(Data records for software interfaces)
☆ ☆ ☆ ☆ ☆ ☆ ☆

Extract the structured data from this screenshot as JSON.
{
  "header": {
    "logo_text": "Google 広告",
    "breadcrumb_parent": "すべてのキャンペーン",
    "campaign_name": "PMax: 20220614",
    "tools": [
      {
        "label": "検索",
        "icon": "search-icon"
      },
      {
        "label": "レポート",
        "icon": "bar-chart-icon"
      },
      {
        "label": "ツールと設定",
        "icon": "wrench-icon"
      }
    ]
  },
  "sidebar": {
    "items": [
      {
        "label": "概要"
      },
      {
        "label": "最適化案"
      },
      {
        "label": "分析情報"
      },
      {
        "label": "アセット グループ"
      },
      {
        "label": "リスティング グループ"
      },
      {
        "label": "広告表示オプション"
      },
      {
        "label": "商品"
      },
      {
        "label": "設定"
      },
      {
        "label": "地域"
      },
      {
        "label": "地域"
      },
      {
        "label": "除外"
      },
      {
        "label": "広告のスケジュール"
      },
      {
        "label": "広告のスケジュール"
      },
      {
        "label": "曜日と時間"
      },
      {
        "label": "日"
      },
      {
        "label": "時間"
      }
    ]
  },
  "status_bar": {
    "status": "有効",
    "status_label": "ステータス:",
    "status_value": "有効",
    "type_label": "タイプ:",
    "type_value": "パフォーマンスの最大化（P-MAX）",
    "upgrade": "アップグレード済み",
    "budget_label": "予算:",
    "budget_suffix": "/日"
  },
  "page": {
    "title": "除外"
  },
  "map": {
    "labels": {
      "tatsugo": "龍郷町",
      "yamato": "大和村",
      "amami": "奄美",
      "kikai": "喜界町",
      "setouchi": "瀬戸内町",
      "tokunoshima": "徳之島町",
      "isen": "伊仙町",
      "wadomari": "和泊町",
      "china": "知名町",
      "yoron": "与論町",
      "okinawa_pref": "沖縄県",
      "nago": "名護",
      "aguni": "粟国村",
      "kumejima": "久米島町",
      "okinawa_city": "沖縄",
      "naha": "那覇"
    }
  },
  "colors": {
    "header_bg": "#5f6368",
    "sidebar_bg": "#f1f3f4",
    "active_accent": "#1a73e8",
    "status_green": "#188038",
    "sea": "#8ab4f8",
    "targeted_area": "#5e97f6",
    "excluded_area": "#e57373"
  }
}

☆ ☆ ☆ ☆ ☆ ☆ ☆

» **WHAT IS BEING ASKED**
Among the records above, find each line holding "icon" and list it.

» **TASK SOLUTION**
        "icon": "search-icon"
        "icon": "bar-chart-icon"
        "icon": "wrench-icon"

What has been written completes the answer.